§ **Task**: Extract every line from the records below that contains the word "Available".

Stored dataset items
* * * * * * * * *

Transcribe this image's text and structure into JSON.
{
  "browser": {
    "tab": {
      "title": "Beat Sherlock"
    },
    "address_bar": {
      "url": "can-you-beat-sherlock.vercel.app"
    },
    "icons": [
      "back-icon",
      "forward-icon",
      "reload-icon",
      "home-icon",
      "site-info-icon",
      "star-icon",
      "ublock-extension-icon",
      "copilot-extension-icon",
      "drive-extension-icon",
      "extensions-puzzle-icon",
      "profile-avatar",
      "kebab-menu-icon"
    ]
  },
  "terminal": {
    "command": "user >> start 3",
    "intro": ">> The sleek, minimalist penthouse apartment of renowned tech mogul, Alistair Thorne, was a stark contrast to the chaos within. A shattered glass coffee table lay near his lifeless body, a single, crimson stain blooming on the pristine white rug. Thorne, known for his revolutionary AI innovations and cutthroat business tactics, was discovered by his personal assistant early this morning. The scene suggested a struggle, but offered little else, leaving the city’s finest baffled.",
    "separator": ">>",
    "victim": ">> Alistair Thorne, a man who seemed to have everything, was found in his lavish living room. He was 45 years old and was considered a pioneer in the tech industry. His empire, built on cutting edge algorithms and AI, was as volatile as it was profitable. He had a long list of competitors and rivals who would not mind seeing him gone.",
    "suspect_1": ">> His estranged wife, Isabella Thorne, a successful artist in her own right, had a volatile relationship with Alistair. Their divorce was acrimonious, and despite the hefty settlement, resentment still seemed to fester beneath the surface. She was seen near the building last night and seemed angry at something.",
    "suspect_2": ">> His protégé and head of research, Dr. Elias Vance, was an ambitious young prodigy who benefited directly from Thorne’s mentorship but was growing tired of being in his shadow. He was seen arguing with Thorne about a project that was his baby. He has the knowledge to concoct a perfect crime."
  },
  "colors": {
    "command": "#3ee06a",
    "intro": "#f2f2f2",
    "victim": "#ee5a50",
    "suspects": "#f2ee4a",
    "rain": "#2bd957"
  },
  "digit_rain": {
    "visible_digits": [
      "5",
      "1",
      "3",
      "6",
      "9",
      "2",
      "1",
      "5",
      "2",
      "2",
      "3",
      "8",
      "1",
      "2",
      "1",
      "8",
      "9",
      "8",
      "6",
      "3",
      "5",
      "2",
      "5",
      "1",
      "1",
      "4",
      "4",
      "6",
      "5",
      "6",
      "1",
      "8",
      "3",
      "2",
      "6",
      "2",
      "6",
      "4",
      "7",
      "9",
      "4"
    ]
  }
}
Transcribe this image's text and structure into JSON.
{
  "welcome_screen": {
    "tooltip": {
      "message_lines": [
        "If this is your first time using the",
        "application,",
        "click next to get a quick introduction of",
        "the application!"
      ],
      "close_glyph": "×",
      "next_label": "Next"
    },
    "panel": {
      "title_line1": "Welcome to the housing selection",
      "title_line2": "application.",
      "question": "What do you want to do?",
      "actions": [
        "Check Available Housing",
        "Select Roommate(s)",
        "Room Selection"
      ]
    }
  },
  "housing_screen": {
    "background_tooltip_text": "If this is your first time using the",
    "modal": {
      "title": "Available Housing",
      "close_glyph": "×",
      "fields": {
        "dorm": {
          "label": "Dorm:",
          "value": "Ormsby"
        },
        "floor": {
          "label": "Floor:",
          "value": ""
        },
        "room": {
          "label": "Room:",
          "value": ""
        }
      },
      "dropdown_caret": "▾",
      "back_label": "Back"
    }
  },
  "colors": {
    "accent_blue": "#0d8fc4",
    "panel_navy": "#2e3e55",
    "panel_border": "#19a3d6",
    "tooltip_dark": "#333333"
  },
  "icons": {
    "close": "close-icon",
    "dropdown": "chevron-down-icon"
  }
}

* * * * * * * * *

§ **Task output**:
        "Check Available Housing",
      "title": "Available Housing",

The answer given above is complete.